Drawing impetus from the global context
Setting the scene for COP28
Joe Rahi, Partner, McKinsey & Company in the Middle East, and leading McKinsey’s sustainability in the Middle East joined the panel from Dubai to provide insight into this year’s COP taking place between 30th November to 12th December in Expo City, Dubai, United Arab Emirates.
Joe set the scene for COP28 highlighting 2023 as the year of the first Global Stocktake, a milestone where the world measures its progress against the goals of the Paris Agreement. He presented findings which showed the world is off track in mitigation, adaptation, climate financing and the energy transition. However, there is reason for optimism: it is not too late to meet the goals set out in the Paris Agreement if business and government act now, highlighting amongst other things that the technology needed to reduce 70-90 % of emissions has been invented, it is only a matter of making it commercially viable.
Joe highlighted the key changes to this year’s COP compared to previous COPs as set out in the COP28 Presidency’s ambitious strategy centred around four pillars:
- Fast-tracking the energy transition and reducing emissions before 2030.
- Transforming climate finance: The physical format of COP28 has been designed to enable more private sector collaboration.
- Adaptation – putting nature, people, lives and livelihoods at the heart of climate action will be a major focus this year, including the first health day at a COP.
- Achieving the most inclusive COP.
The energy transition and climate financing
Susan Hooper, board member, Chapter Zero, Clare O’Neill, Special Advisor to McKinsey and the first President-Designate of COP26 in Glasgow, and Jayanti Kar, Partner in McKinsey’s energy practice joined the panel. Claire shared some of her own experiences from her time working in government towards COP26, her outlook of COP28, as well as her thoughts on how COP in general progresses climate action.
Claire explained the importance of COP in providing a global moment for all to come together and recognise the climate challenge that we face. Although more progress is still needed to meet the goals laid out in the Paris Agreement, it was identified that over the almost 30 years of COP there has been a significant increase in renewable energy supply, private and public sector coalitions to progress climate action, and increased awareness globally of the impacts of climate change.

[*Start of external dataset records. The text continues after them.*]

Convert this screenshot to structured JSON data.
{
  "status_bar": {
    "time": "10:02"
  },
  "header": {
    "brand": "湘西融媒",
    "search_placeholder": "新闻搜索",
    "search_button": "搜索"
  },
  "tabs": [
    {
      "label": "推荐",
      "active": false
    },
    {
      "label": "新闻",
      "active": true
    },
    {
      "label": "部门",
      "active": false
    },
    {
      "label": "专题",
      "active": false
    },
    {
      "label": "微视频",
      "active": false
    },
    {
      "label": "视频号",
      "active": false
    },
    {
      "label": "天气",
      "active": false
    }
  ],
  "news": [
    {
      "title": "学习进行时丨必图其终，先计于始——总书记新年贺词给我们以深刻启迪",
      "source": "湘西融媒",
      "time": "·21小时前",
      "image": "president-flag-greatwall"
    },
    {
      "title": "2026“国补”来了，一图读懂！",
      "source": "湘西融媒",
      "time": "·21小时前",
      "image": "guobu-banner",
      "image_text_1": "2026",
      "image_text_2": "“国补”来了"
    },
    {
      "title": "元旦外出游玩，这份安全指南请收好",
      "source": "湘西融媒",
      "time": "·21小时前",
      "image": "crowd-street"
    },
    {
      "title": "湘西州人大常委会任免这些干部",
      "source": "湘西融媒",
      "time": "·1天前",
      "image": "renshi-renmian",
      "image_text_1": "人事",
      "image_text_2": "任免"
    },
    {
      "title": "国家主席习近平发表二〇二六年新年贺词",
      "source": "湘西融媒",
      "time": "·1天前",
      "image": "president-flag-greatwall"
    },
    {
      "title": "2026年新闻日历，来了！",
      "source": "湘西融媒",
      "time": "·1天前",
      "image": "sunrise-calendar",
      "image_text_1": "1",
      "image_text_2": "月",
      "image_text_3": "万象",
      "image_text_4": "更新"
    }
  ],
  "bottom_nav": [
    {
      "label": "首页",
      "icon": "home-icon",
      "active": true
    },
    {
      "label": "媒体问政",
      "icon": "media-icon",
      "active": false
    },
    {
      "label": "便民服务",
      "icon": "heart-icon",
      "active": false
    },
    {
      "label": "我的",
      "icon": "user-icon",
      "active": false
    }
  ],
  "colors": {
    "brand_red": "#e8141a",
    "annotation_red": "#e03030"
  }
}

The panellists responded to questions raised by the audience, and the following moderated discussion centred around the following key points:
- Global Energy Perspective: The panellists recognised the importance of the sector in achieving and accelerating the energy transition, and the need for coalitions between the private and public sector to support this. Joe and Jayanti emphasised the importance of not solely focusing on building the energy system of the future but decarbonising the energy system we have today, with the oil & gas sector playing a role in this.

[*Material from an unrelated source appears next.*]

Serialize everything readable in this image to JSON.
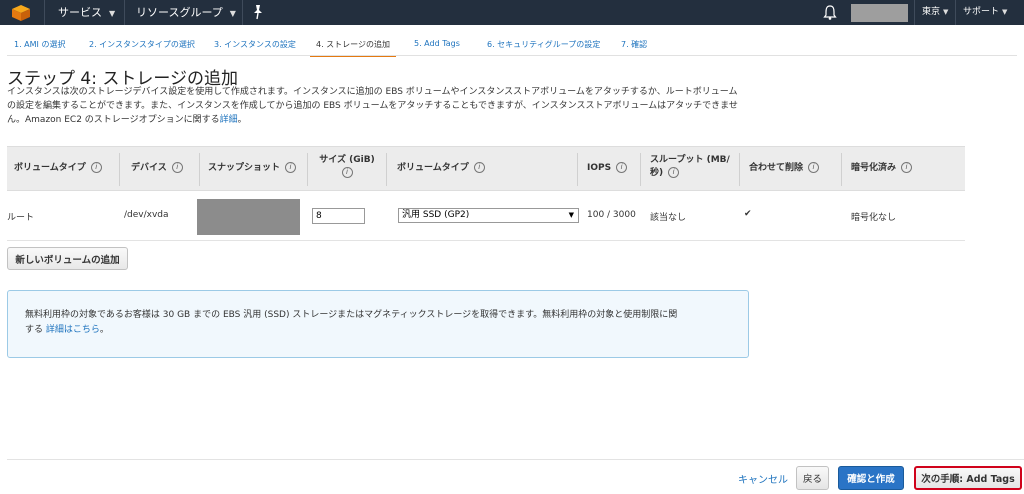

- Balancing the financial carbon equation: An experience Claire recollected from one of her own boards, was asking her fellow directors whether they should disclose emissions per share to recognise carbon as an equivalent to cash. All the panellists agreed that a strong first step for NEDs is to oversee the implementation of an internal carbon pricing to create the appropriate culture within the organisation to recognise carbon as important as the bottom line.
- Shift from compliance to opportunity: With the increased focus on the private sector in the energy transition and improved space for start-ups, there is a huge opportunity for organisations to invest and integrate climate into their strategy rather than be solely a compliance task. The energy transition will be the biggest shift in capital to date, and businesses can support the goals of the Paris Agreement and benefit from this should they understand and take advantage of the opportunities available to them.
A question was raised around the just transition and how to ensure everyone is included in the global net zero transition needed. Audience members were informed of several ongoing efforts which aim to progress conversations on the transition in high-emitting countries, as well as low-income countries.
- Leadership – non-executive directors must show leadership in their organisation to create the necessary culture needed for the transition and attract talent in their business.
- Collaboration – there is a huge opportunity for private and public sector collaboration and investment at COP28 to support the innovation of low-carbon technologies and the decarbonisation of an organisation’s supply chain.
- Urgency of action – this is the year of the Global Stocktake, where the world measures the progress of climate action since the Paris Agreement. Business has a crucial role to play and carries an increasingly larger responsibility in meeting the target of 1.5 degrees by 2030, As stewards, board members have a responsibility to ensure their organisation is sustainable long-term.
This event summary was developed in collaboration with the Centre for Climate Engagement at Hughes Hall.
Looking ahead after the COP28 climate conference, what are the key takeaways for NEDs?Read our COP28 summary
UK Climate Policy Briefing - February 2024
Our UK policy briefings aim to highlight the latest developments in UK climate policy directly relevant to NEDs.
COP28 outcomes: implications for board directors
Looking ahead after the COP28 climate conference, what are the key takeaways for NEDs?
UK Climate Policy Briefing - November 2023
Our UK policy briefing aims to highlight the latest developments in UK climate policy directly relevant to NEDs.